◆ **Required action**:
Out of the lines below, please list those that hold the string "title".

--- Data to examine ---

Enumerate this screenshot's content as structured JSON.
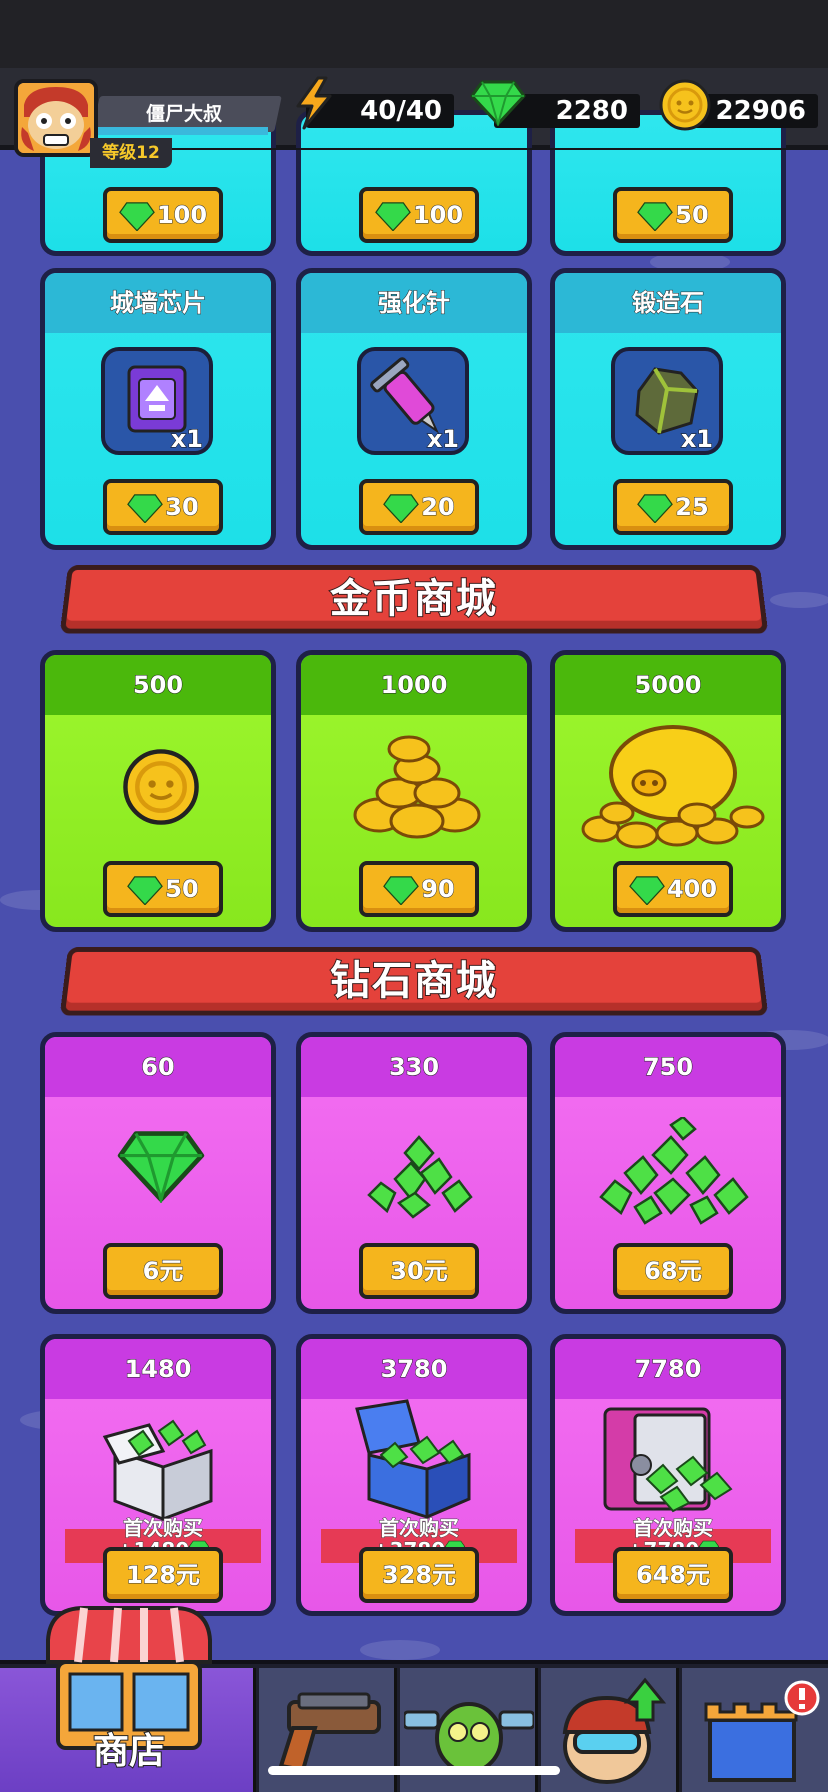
{
  "player": {
    "name": "僵尸大叔",
    "level": "等级12"
  },
  "resources": {
    "energy": "40/40",
    "gems": "2280",
    "coins": "22906"
  },
  "top_row": {
    "prices": [
      "100",
      "100",
      "50"
    ]
  },
  "item_row": [
    {
      "title": "城墙芯片",
      "qty": "x1",
      "price": "30",
      "icon": "wall-chip-icon"
    },
    {
      "title": "强化针",
      "qty": "x1",
      "price": "20",
      "icon": "syringe-icon"
    },
    {
      "title": "锻造石",
      "qty": "x1",
      "price": "25",
      "icon": "forge-stone-icon"
    }
  ],
  "gold_shop": {
    "title": "金币商城",
    "items": [
      {
        "amount": "500",
        "price": "50",
        "icon": "coin-icon"
      },
      {
        "amount": "1000",
        "price": "90",
        "icon": "coin-pile-icon"
      },
      {
        "amount": "5000",
        "price": "400",
        "icon": "gold-piggy-icon"
      }
    ]
  },
  "gem_shop": {
    "title": "钻石商城",
    "items": [
      {
        "amount": "60",
        "price": "6元",
        "icon": "gem-icon"
      },
      {
        "amount": "330",
        "price": "30元",
        "icon": "gem-pile-icon"
      },
      {
        "amount": "750",
        "price": "68元",
        "icon": "gem-big-pile-icon"
      },
      {
        "amount": "1480",
        "price": "128元",
        "first_buy": "首次购买",
        "bonus": "+1480",
        "icon": "gem-box-icon"
      },
      {
        "amount": "3780",
        "price": "328元",
        "first_buy": "首次购买",
        "bonus": "+3780",
        "icon": "gem-chest-icon"
      },
      {
        "amount": "7780",
        "price": "648元",
        "first_buy": "首次购买",
        "bonus": "+7780",
        "icon": "gem-safe-icon"
      }
    ]
  },
  "nav": {
    "shop_label": "商店",
    "tabs": [
      "shop-tab",
      "weapon-tab",
      "hero-tab",
      "upgrade-tab",
      "castle-tab"
    ]
  },
  "colors": {
    "cyan_card": "#1de0e8",
    "green_card": "#88e71e",
    "pink_card": "#e757e8",
    "gold_button": "#f5b51d",
    "red_banner": "#e4423b"
  }
}
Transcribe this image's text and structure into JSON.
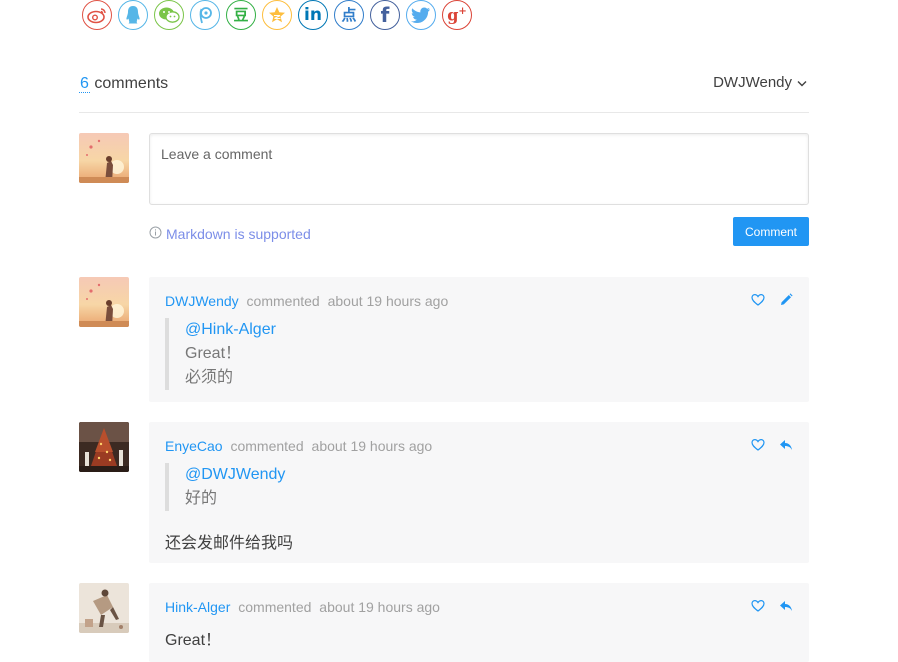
{
  "share": {
    "buttons": [
      {
        "name": "weibo",
        "icon": "weibo-icon"
      },
      {
        "name": "qq",
        "icon": "qq-icon"
      },
      {
        "name": "wechat",
        "icon": "wechat-icon"
      },
      {
        "name": "tencent-weibo",
        "icon": "tencent-weibo-icon"
      },
      {
        "name": "douban",
        "icon": "douban-icon",
        "glyph": "豆"
      },
      {
        "name": "qzone",
        "icon": "qzone-star-icon"
      },
      {
        "name": "linkedin",
        "icon": "linkedin-icon",
        "glyph": "in"
      },
      {
        "name": "diandian",
        "icon": "diandian-icon",
        "glyph": "点"
      },
      {
        "name": "facebook",
        "icon": "facebook-icon",
        "glyph": "f"
      },
      {
        "name": "twitter",
        "icon": "twitter-icon"
      },
      {
        "name": "google-plus",
        "icon": "google-plus-icon",
        "glyph": "g+"
      }
    ],
    "accent": "#2196f3"
  },
  "header": {
    "count": "6",
    "count_label": "comments",
    "user": "DWJWendy"
  },
  "editor": {
    "placeholder": "Leave a comment",
    "markdown_hint": "Markdown is supported",
    "submit_label": "Comment"
  },
  "comments": [
    {
      "author": "DWJWendy",
      "action": "commented",
      "time": "about 19 hours ago",
      "quote_mention": "@Hink-Alger",
      "quote_lines": [
        "Great！",
        "必须的"
      ],
      "body": "",
      "actions": [
        "heart-icon",
        "edit-icon"
      ]
    },
    {
      "author": "EnyeCao",
      "action": "commented",
      "time": "about 19 hours ago",
      "quote_mention": "@DWJWendy",
      "quote_lines": [
        "好的"
      ],
      "body": "还会发邮件给我吗",
      "actions": [
        "heart-icon",
        "reply-icon"
      ]
    },
    {
      "author": "Hink-Alger",
      "action": "commented",
      "time": "about 19 hours ago",
      "quote_mention": "",
      "quote_lines": [],
      "body": "Great！",
      "actions": [
        "heart-icon",
        "reply-icon"
      ]
    }
  ],
  "colors": {
    "link": "#2196f3",
    "card_bg": "#f7f7f8"
  }
}
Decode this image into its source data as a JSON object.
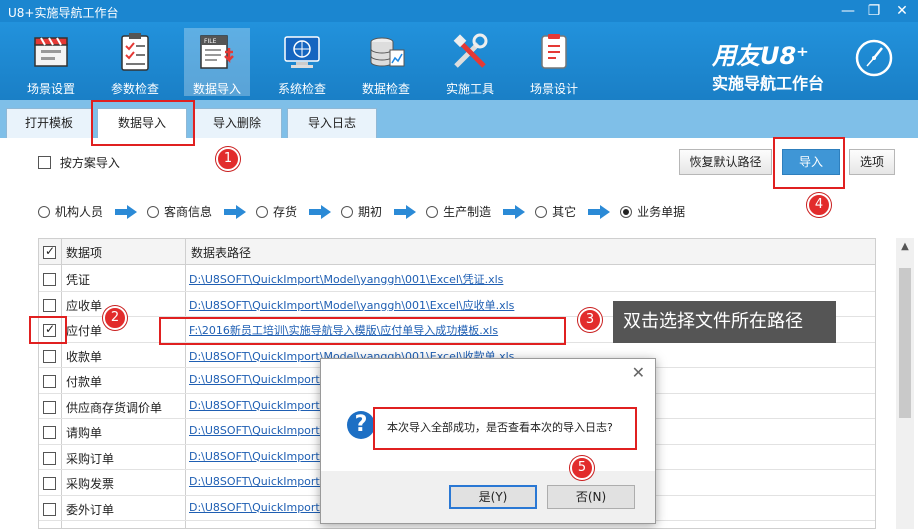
{
  "window": {
    "title": "U8+实施导航工作台",
    "controls": {
      "minimize": "—",
      "restore": "❐",
      "close": "✕"
    }
  },
  "ribbon": {
    "items": [
      {
        "label": "场景设置",
        "icon": "clapperboard-icon"
      },
      {
        "label": "参数检查",
        "icon": "clipboard-check-icon"
      },
      {
        "label": "数据导入",
        "icon": "file-import-icon",
        "active": true
      },
      {
        "label": "系统检查",
        "icon": "monitor-check-icon"
      },
      {
        "label": "数据检查",
        "icon": "database-chart-icon"
      },
      {
        "label": "实施工具",
        "icon": "tools-icon"
      },
      {
        "label": "场景设计",
        "icon": "design-icon"
      }
    ],
    "brand": {
      "line1": "用友U8⁺",
      "line2": "实施导航工作台",
      "icon": "compass-icon"
    }
  },
  "tabs": [
    {
      "label": "打开模板"
    },
    {
      "label": "数据导入",
      "active": true
    },
    {
      "label": "导入删除"
    },
    {
      "label": "导入日志"
    }
  ],
  "toolbar": {
    "plan_import_label": "按方案导入",
    "plan_import_checked": false,
    "restore_path_label": "恢复默认路径",
    "import_label": "导入",
    "options_label": "选项"
  },
  "steps": [
    {
      "label": "机构人员",
      "selected": false
    },
    {
      "label": "客商信息",
      "selected": false
    },
    {
      "label": "存货",
      "selected": false
    },
    {
      "label": "期初",
      "selected": false
    },
    {
      "label": "生产制造",
      "selected": false
    },
    {
      "label": "其它",
      "selected": false
    },
    {
      "label": "业务单据",
      "selected": true
    }
  ],
  "table": {
    "headers": {
      "item": "数据项",
      "path": "数据表路径"
    },
    "header_checked": true,
    "rows": [
      {
        "name": "凭证",
        "checked": false,
        "path": "D:\\U8SOFT\\QuickImport\\Model\\yanggh\\001\\Excel\\凭证.xls"
      },
      {
        "name": "应收单",
        "checked": false,
        "path": "D:\\U8SOFT\\QuickImport\\Model\\yanggh\\001\\Excel\\应收单.xls"
      },
      {
        "name": "应付单",
        "checked": true,
        "path": "F:\\2016新员工培训\\实施导航导入模版\\应付单导入成功模板.xls"
      },
      {
        "name": "收款单",
        "checked": false,
        "path": "D:\\U8SOFT\\QuickImport\\Model\\yanggh\\001\\Excel\\收款单.xls"
      },
      {
        "name": "付款单",
        "checked": false,
        "path": "D:\\U8SOFT\\QuickImport\\M"
      },
      {
        "name": "供应商存货调价单",
        "checked": false,
        "path": "D:\\U8SOFT\\QuickImport\\M"
      },
      {
        "name": "请购单",
        "checked": false,
        "path": "D:\\U8SOFT\\QuickImport\\M"
      },
      {
        "name": "采购订单",
        "checked": false,
        "path": "D:\\U8SOFT\\QuickImport\\M"
      },
      {
        "name": "采购发票",
        "checked": false,
        "path": "D:\\U8SOFT\\QuickImport\\M"
      },
      {
        "name": "委外订单",
        "checked": false,
        "path": "D:\\U8SOFT\\QuickImport\\M"
      }
    ]
  },
  "dialog": {
    "message": "本次导入全部成功，是否查看本次的导入日志?",
    "yes_label": "是(Y)",
    "no_label": "否(N)",
    "icon": "question-icon"
  },
  "annotations": {
    "badges": [
      "1",
      "2",
      "3",
      "4",
      "5"
    ],
    "tooltip": "双击选择文件所在路径",
    "color": "#e02020"
  }
}
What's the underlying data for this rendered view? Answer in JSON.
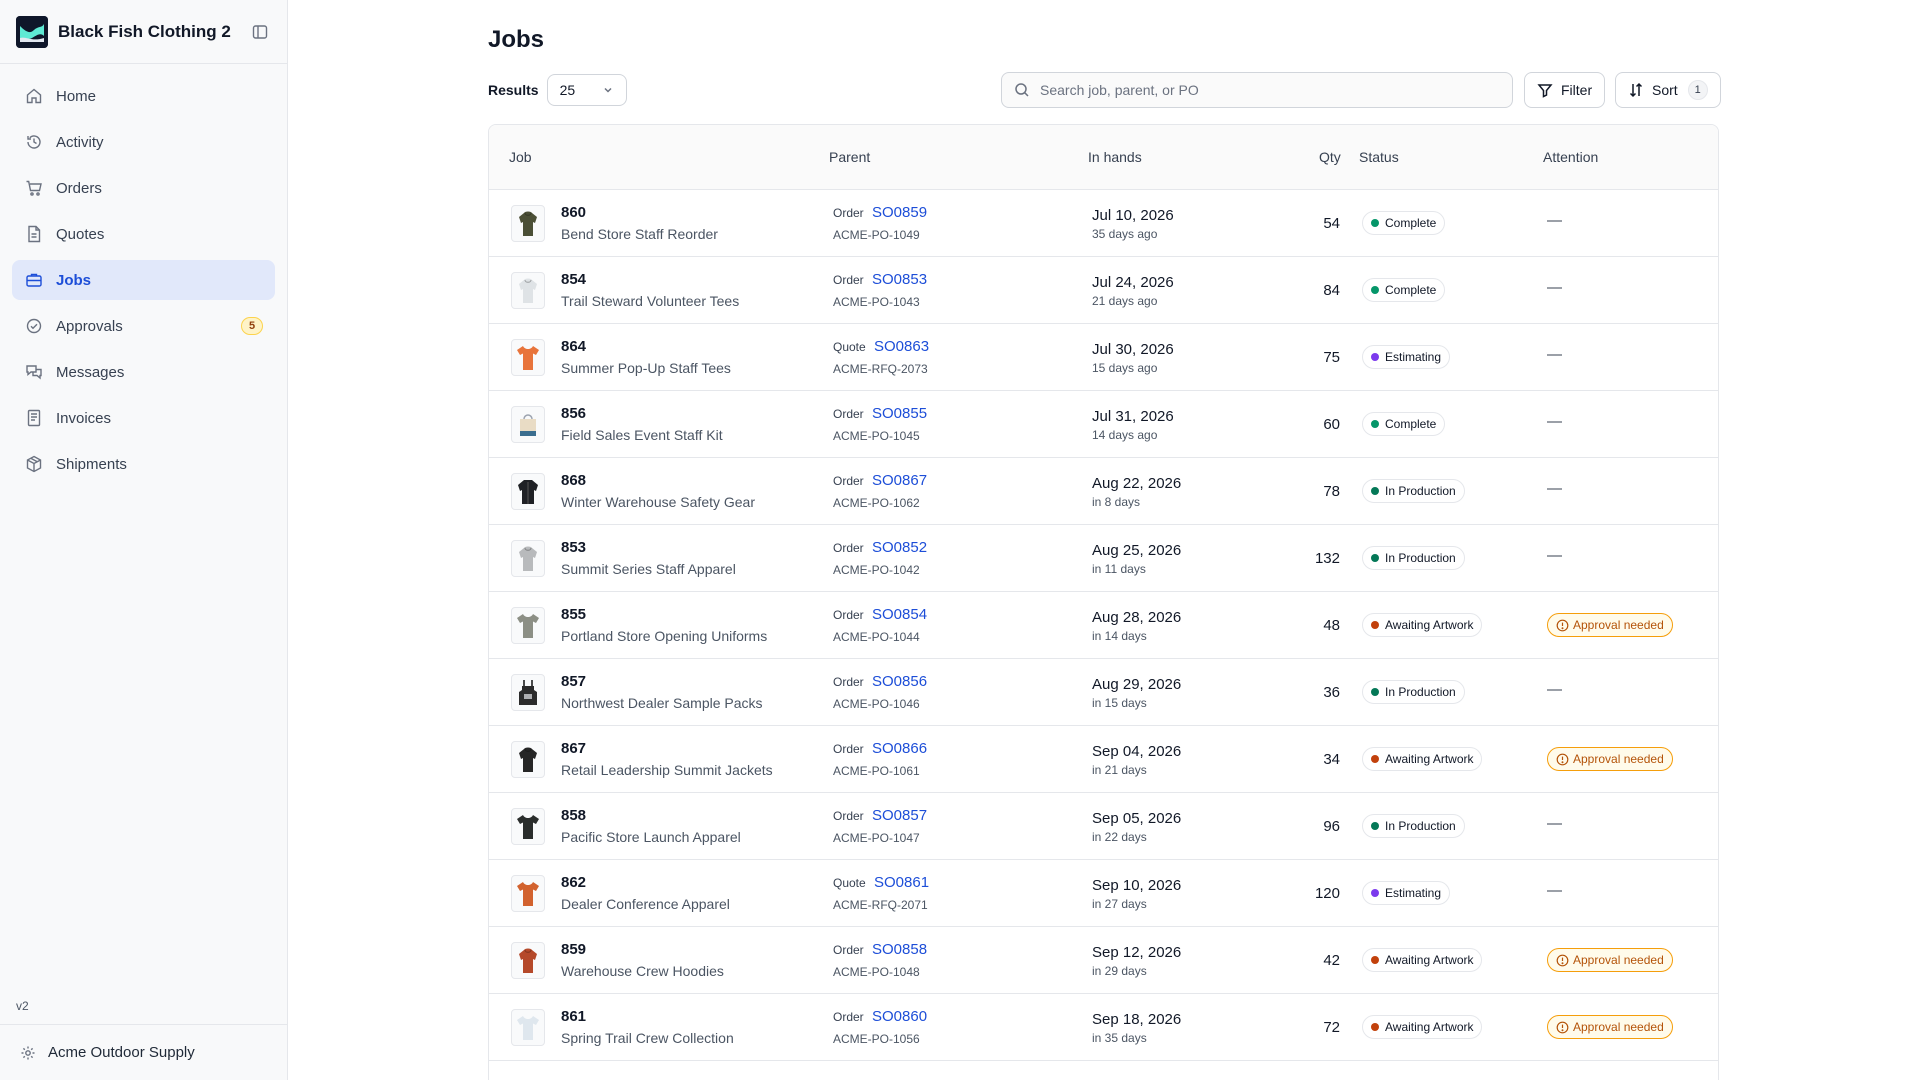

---

◆ **Exercise output**:
      "title": "城墙芯片",
      "title": "强化针",
      "title": "锻造石",
    "title": "金币商城",
    "title": "钻石商城",
    "title": "U8+实施导航工作台",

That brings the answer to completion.